Tuesday, February 23, 2010
Friday, February 5, 2010
Kudos to TechCrunch for properly handling a situation that could have snowballed into a crisis. As always, the right PR decision is to be up front and address the situation immediately.
Thursday, February 4, 2010
Welcome to InkLing, the new InkHouse blog where we will answer your questions. The world of PR and marketing changes virtually every time I turn around. This is both exciting as new media afford new vehicles for communicating with target audiences, but they also create a lot of noise, making it sometimes difficult to raise your message above the din. Here, we will do our best to help navigate the twists and turns with posts from various members of the InkHouse team. We want to answer your questions, which you can send to us at inkling [at] inkhouse [dot] net.
Our first question is one we hear all of the time from new startup clients in particular –
TechCrunch covered us! Now what?
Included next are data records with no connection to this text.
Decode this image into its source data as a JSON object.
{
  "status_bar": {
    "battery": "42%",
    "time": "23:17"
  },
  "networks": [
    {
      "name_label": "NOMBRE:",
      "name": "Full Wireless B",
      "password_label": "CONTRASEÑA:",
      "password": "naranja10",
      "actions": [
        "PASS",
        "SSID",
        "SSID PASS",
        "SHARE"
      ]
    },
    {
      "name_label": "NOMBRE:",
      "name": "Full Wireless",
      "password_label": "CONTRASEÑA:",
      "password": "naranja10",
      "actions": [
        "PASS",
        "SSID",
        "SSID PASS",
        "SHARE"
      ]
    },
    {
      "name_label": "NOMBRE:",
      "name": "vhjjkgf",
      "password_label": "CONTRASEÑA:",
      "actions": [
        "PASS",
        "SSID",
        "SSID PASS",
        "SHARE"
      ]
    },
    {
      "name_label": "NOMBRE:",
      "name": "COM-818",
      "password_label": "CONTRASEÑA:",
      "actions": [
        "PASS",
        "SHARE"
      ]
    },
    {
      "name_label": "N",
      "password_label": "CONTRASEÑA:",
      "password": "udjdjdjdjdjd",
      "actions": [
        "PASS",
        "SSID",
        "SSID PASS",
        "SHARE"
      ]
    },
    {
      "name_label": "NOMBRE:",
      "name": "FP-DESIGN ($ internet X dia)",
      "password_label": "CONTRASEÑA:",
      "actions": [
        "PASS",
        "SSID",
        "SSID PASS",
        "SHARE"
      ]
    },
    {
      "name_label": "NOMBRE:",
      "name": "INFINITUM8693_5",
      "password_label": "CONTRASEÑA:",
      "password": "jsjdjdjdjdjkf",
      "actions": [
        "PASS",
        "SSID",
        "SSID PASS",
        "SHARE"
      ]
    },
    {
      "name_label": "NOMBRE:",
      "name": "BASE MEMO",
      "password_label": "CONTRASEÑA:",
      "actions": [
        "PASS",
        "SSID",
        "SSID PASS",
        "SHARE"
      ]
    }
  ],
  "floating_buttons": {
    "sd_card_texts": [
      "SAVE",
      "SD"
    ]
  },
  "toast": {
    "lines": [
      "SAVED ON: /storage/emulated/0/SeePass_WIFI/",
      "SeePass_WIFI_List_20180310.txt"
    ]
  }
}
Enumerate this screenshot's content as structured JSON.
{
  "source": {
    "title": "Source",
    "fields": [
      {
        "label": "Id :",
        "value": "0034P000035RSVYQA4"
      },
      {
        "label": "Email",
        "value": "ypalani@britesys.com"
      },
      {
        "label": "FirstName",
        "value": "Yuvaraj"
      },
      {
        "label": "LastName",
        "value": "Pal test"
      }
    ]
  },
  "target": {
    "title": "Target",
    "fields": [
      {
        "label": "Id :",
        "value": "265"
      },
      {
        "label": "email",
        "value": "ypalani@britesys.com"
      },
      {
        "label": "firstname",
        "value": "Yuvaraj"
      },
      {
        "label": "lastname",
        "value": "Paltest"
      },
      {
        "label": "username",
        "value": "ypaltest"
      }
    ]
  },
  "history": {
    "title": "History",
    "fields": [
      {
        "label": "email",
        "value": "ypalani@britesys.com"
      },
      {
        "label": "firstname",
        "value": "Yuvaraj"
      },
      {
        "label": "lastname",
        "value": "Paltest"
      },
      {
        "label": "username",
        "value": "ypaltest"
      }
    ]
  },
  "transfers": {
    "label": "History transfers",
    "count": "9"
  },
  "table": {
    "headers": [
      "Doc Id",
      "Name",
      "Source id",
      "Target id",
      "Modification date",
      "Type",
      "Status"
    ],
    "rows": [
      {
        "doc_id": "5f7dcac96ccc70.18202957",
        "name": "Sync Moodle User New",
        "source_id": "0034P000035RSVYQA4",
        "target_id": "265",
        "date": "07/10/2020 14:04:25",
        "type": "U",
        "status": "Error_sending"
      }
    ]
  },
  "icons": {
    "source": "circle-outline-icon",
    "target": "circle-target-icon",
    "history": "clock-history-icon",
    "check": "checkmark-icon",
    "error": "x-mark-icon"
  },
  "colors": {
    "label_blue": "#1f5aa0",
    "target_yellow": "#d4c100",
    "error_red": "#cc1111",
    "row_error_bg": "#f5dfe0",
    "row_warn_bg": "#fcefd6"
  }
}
Many start-ups dream of coverage in TechCrunch, Gizmodo and many of the other major blogs, and this is a good goal. They also dream of amassing thousands of Twitter followers who will make the company an overnight hit. Don’t get me wrong, Twitter and top blogs reach an important, large and connected community of early-adopters and influencers (see TIME’s list of the top blogs of 2009). They also provide an important vehicle for communicating core innovations and market traction such as venture financing, usage data, etc.
However, mass consumer adoption requires a broad range of PR tactics, including early traction in the blogsphere and social media. We must think about how the average consumer finds information and reach those people where they are, not just where we are. This requires you to know exactly who your target audience is. Are you trying to reach females between the ages of 18 and 24 or is it an older, more liquid audience of males ages 30-45 who earn $100,000 or more?
To extend your story beyond that of a cool start-up to one that has real relevance to everyday people requires an entirely different approach to PR that looks past the technology to the person using it. The story that gets you in TechCrunch is most often not the story that will get you on the Today Show. Consumer outlets want consumer stories – they want to know how Jane Wilson in Tulsa used a new Web service to connect with her long-lost friend in San Diego. They want to know how Steve Munro created his own business using another new service and paid off his mortgage in three months. They need the drama that can only come from the human stories.
The lesson: build out your story for early adopters and business audiences using metrics, proof points, financing news and anything else you can to demonstrate market traction. But when it comes to truly building your consumer-facing venture, look at your customers and find the stories that make your company come to life.